I was riveted by 2034. At first, I mistakenly pigeon-holed the characters’ roles: Chowdhury and Hendrickson: bureaucrats; Lin Bao: sinister with idyllic aspirations; Frankenstein Farshad: another bad guy; Hunt: heroine; and Wedge: eager to follow in his father’s, Pop’s and Pop-Pop’s footsteps. Then I started empathizing with the players, their situation and whether or not I liked them the scenario became all too real. As others have said, this is a brilliantly written book and an alarm call regarding the real possibilities of nuclear war.
Personally, I opposed the Vietnam War, but have a lot of respect for our military. I never cared much for the phrase “The Greatest Nation on Earth.” At some point, I think it was something to be proud of, but other nations scoffed, vied for or assumed the title. And “The Greatest” now clearly means power and power means might.
When millions upon millions of people are annihilated in seconds, there are no heroes or heroines. There is no greatness.
Alice Rydel is an activist with Independent Voting and lives in Manhattan.
Thursday, August 12th at 2pm ET
For the Politics for the People ZOOM Event

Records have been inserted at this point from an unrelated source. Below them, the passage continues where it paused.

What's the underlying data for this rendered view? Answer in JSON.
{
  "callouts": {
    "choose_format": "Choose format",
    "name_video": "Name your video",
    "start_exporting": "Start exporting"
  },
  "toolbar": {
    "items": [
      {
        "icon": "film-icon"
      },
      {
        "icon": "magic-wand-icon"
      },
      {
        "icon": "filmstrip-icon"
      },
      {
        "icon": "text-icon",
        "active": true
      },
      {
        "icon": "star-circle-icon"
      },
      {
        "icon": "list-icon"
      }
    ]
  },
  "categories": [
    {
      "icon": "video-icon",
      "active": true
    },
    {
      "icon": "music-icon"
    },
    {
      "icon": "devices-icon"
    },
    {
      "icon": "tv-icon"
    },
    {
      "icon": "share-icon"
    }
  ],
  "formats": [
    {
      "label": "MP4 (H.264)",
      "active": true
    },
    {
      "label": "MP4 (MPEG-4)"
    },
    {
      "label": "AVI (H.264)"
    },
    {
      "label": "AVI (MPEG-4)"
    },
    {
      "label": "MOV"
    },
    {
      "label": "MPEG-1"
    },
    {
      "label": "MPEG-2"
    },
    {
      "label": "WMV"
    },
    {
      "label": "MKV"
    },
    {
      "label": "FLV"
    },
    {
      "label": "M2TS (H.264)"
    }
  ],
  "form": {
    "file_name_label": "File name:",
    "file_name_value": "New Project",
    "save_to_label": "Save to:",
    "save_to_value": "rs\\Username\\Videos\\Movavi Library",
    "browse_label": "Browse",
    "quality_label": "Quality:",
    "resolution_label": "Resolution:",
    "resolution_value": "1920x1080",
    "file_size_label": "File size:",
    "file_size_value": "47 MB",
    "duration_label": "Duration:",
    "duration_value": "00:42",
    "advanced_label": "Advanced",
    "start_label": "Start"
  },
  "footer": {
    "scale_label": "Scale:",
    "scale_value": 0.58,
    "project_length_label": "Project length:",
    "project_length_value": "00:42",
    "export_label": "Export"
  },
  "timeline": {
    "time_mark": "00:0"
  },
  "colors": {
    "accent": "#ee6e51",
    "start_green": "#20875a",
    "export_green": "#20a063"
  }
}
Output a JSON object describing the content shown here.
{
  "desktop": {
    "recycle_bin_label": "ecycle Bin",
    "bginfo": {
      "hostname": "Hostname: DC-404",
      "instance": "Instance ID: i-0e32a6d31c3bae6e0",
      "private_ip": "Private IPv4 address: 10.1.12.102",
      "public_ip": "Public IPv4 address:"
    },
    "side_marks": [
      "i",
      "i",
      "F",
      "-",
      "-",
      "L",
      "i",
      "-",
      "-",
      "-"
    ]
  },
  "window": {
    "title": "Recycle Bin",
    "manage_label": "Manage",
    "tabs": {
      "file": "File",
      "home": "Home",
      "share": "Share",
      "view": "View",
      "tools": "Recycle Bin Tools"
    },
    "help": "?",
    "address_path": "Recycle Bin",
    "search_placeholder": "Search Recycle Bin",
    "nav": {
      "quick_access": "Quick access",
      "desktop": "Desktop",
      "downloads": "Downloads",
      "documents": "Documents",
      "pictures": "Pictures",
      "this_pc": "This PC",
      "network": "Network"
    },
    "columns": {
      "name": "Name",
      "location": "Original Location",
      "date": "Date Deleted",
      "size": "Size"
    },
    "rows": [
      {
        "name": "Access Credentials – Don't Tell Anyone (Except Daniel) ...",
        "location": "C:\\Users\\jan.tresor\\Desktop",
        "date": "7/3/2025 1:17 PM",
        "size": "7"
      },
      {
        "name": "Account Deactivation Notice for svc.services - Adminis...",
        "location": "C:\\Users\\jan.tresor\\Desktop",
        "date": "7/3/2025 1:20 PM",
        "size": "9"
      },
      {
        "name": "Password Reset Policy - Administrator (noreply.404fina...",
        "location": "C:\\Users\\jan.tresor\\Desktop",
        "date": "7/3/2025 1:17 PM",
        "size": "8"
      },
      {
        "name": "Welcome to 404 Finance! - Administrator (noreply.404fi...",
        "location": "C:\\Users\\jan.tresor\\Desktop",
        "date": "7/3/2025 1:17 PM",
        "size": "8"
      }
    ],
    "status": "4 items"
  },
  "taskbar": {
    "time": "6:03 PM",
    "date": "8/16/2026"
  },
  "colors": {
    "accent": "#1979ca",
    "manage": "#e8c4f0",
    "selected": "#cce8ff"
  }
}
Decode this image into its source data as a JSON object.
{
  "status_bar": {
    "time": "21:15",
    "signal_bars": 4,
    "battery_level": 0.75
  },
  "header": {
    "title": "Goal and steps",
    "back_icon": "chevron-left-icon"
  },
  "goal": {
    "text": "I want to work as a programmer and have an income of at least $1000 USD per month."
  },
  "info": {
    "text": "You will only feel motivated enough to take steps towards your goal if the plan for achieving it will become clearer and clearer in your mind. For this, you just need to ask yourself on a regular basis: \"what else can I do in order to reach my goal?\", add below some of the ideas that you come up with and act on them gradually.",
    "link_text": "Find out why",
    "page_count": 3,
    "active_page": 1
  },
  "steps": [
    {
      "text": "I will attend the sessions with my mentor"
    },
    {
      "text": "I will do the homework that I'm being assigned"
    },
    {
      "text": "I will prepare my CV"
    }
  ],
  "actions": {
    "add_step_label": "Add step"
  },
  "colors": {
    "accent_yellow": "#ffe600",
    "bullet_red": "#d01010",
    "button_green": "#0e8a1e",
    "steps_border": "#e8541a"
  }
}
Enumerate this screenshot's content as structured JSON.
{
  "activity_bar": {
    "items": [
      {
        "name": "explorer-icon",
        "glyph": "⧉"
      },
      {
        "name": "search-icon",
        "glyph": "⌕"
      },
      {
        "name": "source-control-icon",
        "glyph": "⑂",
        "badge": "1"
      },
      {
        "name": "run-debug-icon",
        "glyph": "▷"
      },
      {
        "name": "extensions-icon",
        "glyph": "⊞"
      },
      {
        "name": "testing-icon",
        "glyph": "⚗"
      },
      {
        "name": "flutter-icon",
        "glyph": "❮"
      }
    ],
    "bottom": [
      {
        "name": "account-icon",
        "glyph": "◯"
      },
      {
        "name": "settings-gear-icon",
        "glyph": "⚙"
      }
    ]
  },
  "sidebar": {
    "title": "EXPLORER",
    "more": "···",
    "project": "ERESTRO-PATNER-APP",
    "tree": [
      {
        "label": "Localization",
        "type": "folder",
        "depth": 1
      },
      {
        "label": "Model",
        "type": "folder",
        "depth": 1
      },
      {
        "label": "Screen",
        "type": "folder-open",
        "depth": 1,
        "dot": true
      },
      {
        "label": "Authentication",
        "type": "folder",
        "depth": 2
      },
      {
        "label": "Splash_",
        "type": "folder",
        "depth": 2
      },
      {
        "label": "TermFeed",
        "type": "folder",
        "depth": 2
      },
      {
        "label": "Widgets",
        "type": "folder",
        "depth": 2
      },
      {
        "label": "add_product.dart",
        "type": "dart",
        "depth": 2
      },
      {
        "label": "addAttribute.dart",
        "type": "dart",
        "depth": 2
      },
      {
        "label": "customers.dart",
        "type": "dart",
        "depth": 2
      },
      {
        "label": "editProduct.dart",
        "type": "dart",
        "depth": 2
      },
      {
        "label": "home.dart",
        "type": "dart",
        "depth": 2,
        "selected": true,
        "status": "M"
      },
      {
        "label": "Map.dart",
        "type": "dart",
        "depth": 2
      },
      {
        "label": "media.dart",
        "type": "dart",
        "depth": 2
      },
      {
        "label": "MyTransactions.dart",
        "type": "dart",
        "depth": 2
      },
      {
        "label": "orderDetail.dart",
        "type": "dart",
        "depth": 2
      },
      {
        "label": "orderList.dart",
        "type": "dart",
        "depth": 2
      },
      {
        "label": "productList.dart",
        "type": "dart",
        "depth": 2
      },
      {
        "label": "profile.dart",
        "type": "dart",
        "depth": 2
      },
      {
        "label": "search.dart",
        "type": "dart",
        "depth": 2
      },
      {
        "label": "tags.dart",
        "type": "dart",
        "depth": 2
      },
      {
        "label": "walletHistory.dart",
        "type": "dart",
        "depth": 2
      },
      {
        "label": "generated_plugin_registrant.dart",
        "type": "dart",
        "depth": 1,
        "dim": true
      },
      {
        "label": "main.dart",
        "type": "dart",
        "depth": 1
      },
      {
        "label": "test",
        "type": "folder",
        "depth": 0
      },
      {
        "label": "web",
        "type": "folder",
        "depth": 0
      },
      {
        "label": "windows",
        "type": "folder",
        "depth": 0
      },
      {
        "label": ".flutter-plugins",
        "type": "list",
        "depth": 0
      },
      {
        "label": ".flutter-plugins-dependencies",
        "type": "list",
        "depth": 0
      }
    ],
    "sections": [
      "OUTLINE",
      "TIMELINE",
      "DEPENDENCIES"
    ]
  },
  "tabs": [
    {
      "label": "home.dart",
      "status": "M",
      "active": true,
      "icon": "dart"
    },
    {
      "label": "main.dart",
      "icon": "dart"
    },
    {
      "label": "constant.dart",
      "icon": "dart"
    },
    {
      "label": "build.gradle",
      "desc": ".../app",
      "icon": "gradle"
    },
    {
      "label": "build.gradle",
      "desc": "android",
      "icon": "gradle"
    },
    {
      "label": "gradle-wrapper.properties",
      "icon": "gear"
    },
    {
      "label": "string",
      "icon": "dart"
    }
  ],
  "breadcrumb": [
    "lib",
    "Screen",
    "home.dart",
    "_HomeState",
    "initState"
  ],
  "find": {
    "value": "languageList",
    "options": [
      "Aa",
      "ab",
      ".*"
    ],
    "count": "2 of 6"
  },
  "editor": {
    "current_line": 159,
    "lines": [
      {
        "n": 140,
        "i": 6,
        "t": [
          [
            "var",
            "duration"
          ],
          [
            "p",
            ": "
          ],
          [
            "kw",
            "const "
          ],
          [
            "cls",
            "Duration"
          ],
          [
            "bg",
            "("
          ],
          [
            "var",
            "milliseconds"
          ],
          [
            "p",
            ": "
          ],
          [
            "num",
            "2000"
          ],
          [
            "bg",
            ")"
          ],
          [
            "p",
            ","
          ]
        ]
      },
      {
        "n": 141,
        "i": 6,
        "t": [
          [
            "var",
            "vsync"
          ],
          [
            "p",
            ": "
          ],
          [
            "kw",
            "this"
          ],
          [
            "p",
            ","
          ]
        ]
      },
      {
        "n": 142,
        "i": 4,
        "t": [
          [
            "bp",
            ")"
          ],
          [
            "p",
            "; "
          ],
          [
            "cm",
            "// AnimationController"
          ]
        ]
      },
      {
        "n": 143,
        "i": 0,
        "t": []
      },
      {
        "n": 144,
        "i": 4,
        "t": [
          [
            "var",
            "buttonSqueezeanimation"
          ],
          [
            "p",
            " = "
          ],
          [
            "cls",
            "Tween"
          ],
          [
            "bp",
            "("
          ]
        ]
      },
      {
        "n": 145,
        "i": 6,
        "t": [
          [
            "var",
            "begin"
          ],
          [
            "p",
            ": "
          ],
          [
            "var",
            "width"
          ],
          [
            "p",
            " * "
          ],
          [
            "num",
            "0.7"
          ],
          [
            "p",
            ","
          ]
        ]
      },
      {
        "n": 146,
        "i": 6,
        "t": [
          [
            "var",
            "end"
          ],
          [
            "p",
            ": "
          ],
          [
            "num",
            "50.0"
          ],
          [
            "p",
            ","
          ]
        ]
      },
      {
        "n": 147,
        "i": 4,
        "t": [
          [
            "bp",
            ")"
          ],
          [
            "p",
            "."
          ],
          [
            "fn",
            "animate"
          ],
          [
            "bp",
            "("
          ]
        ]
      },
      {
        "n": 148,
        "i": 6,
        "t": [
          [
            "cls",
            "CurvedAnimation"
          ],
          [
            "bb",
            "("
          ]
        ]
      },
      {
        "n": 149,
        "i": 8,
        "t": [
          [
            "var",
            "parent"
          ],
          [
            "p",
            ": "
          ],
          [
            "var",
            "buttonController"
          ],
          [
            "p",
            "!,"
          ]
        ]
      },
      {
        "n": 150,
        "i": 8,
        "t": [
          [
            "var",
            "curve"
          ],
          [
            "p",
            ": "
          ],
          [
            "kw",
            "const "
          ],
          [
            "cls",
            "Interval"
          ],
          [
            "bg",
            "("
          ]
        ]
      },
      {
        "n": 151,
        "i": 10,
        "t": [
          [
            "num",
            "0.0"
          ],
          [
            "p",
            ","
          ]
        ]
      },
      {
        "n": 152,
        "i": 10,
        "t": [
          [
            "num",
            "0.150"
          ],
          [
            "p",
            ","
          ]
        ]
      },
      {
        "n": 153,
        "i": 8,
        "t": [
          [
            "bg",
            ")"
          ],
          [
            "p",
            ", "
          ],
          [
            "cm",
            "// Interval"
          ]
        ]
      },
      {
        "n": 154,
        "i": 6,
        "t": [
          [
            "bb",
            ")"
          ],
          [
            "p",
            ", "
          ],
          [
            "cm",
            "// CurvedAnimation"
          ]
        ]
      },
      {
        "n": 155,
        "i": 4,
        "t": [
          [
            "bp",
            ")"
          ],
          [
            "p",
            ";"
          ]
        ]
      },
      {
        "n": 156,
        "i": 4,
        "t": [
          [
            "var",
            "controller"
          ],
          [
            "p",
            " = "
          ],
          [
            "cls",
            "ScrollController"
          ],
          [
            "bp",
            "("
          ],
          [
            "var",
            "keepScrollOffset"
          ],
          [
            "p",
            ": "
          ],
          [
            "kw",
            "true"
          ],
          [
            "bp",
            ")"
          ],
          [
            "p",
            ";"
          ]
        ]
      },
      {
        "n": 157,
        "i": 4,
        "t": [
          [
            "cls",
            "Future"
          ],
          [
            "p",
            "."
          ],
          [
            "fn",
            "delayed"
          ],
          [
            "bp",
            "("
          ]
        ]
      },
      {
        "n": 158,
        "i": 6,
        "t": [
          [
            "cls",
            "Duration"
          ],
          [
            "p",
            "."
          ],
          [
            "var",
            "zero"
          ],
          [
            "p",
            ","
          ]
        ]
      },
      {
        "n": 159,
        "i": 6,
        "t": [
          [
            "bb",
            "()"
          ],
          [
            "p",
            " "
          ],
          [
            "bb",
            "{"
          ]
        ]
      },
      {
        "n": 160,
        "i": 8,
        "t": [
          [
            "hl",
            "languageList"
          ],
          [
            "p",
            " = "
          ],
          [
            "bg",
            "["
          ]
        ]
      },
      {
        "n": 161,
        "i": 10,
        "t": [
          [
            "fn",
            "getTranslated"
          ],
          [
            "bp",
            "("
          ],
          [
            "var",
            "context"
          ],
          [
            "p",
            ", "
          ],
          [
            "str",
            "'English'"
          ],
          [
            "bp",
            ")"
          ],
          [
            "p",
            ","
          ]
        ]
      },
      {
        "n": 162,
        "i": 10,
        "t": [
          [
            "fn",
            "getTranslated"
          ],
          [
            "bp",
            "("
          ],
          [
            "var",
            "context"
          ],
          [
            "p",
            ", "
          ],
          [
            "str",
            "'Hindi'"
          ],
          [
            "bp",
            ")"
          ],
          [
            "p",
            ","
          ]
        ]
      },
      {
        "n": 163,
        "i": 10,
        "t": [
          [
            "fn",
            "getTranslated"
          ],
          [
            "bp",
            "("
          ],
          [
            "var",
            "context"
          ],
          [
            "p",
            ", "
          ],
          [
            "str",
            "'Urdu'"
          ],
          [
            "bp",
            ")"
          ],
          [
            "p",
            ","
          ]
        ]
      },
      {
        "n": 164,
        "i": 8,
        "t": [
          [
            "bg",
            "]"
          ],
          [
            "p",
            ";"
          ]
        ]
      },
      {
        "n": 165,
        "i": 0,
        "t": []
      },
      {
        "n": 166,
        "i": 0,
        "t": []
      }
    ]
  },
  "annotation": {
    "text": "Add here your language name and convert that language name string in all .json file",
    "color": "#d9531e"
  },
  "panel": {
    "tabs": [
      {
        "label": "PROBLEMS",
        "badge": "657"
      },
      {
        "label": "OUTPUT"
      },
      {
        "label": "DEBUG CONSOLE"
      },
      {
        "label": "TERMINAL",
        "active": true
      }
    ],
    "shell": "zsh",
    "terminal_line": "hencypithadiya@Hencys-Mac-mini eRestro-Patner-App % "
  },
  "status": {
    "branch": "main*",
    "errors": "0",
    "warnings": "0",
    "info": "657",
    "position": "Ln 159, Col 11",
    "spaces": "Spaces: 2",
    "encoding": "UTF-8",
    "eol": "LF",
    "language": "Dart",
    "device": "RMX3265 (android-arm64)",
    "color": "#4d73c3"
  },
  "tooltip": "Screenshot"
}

With 2034 Authors Elliot Ackerman
and Admiral James Stavridis
CLICK HERE TO RSVP!